Problem to work on ▸ Omit every picture, then return each line of the data below exactly.

Supplied data ▸
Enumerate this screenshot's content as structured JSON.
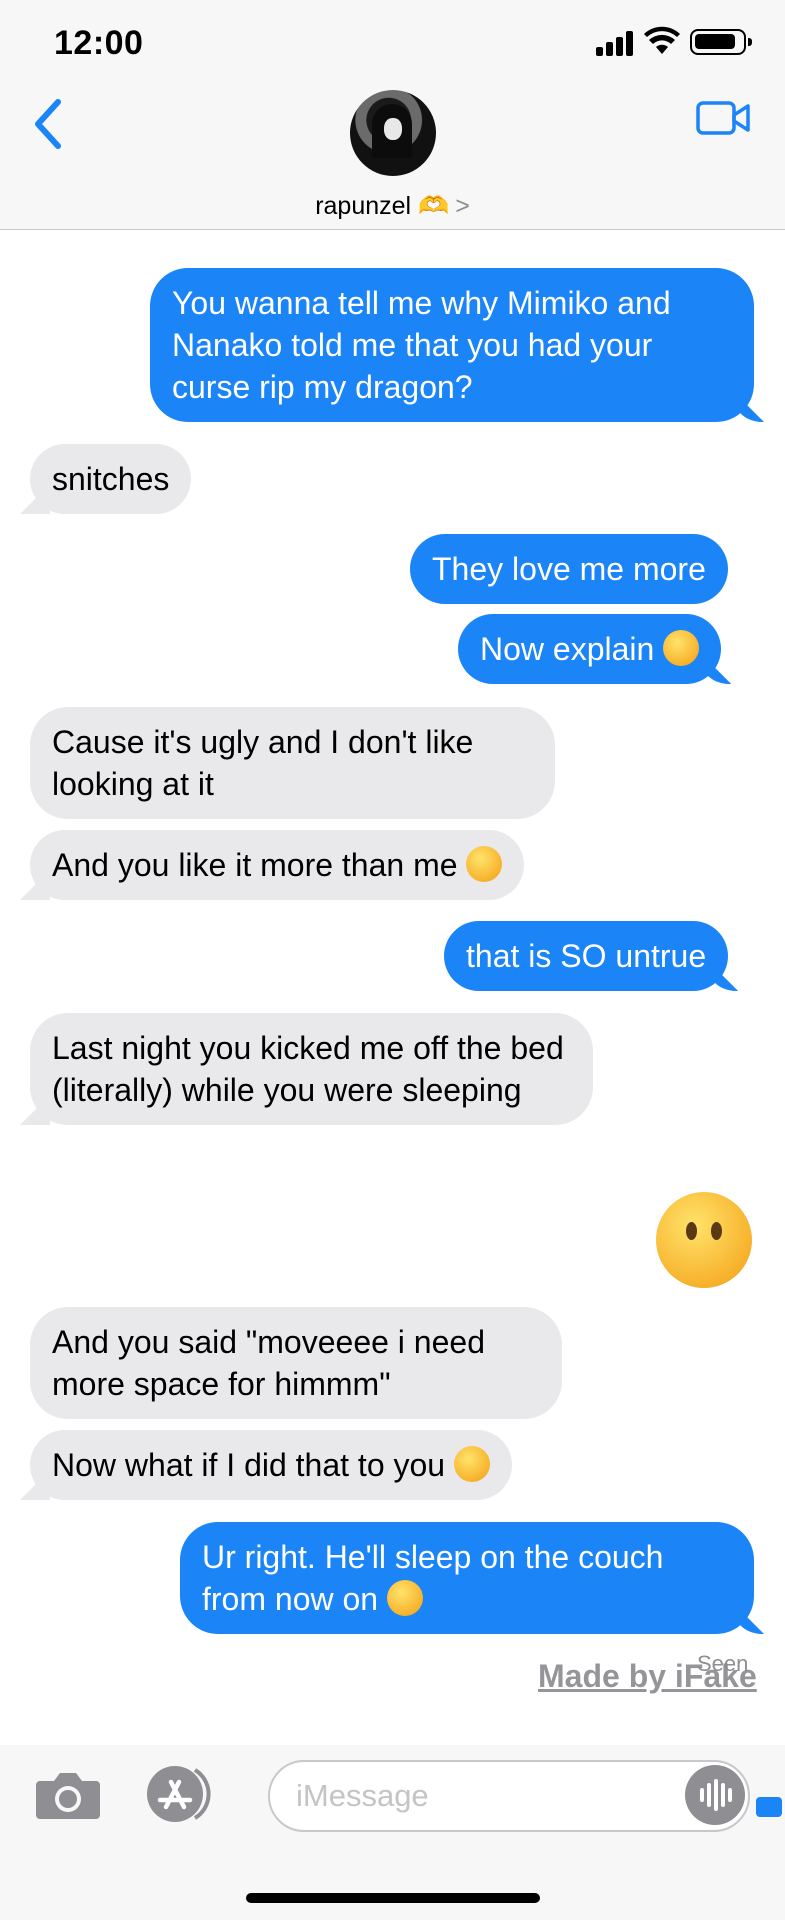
{
  "status_bar": {
    "time": "12:00"
  },
  "header": {
    "contact_name": "rapunzel 🫶",
    "chevron": ">"
  },
  "messages": [
    {
      "from": "me",
      "text": "You wanna tell me why Mimiko and Nanako told me that you had your curse rip my dragon?"
    },
    {
      "from": "them",
      "text": "snitches"
    },
    {
      "from": "me",
      "text": "They love me more"
    },
    {
      "from": "me",
      "text": "Now explain",
      "emoji": "raised-eyebrow"
    },
    {
      "from": "them",
      "text": "Cause it's ugly and I don't like looking at it"
    },
    {
      "from": "them",
      "text": "And you like it more than me",
      "emoji": "expressionless"
    },
    {
      "from": "me",
      "text": "that is SO untrue"
    },
    {
      "from": "them",
      "text": "Last night you kicked me off the bed (literally) while you were sleeping"
    },
    {
      "from": "me",
      "emoji_only": "face-without-mouth"
    },
    {
      "from": "them",
      "text": "And you said \"moveeee i need more space for himmm\""
    },
    {
      "from": "them",
      "text": "Now what if I did that to you",
      "emoji": "unamused"
    },
    {
      "from": "me",
      "text": "Ur right. He'll sleep on the couch from now on",
      "emoji": "pensive"
    }
  ],
  "seen_label": "Seen",
  "watermark": "Made by iFake",
  "input": {
    "placeholder": "iMessage",
    "value": ""
  },
  "colors": {
    "sent": "#1b84f7",
    "received": "#e9e9eb",
    "accent": "#1b84f7"
  }
}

Result of this exercise ▸
Enumerate this screenshot's content as structured JSON.
{
  "status_bar": {
    "time": "12:00"
  },
  "header": {
    "contact_name": "rapunzel 🫶",
    "chevron": ">"
  },
  "messages": [
    {
      "from": "me",
      "text": "You wanna tell me why Mimiko and Nanako told me that you had your curse rip my dragon?"
    },
    {
      "from": "them",
      "text": "snitches"
    },
    {
      "from": "me",
      "text": "They love me more"
    },
    {
      "from": "me",
      "text": "Now explain",
      "emoji": "raised-eyebrow"
    },
    {
      "from": "them",
      "text": "Cause it's ugly and I don't like looking at it"
    },
    {
      "from": "them",
      "text": "And you like it more than me",
      "emoji": "expressionless"
    },
    {
      "from": "me",
      "text": "that is SO untrue"
    },
    {
      "from": "them",
      "text": "Last night you kicked me off the bed (literally) while you were sleeping"
    },
    {
      "from": "me",
      "emoji_only": "face-without-mouth"
    },
    {
      "from": "them",
      "text": "And you said \"moveeee i need more space for himmm\""
    },
    {
      "from": "them",
      "text": "Now what if I did that to you",
      "emoji": "unamused"
    },
    {
      "from": "me",
      "text": "Ur right. He'll sleep on the couch from now on",
      "emoji": "pensive"
    }
  ],
  "seen_label": "Seen",
  "watermark": "Made by iFake",
  "input": {
    "placeholder": "iMessage",
    "value": ""
  },
  "colors": {
    "sent": "#1b84f7",
    "received": "#e9e9eb",
    "accent": "#1b84f7"
  }
}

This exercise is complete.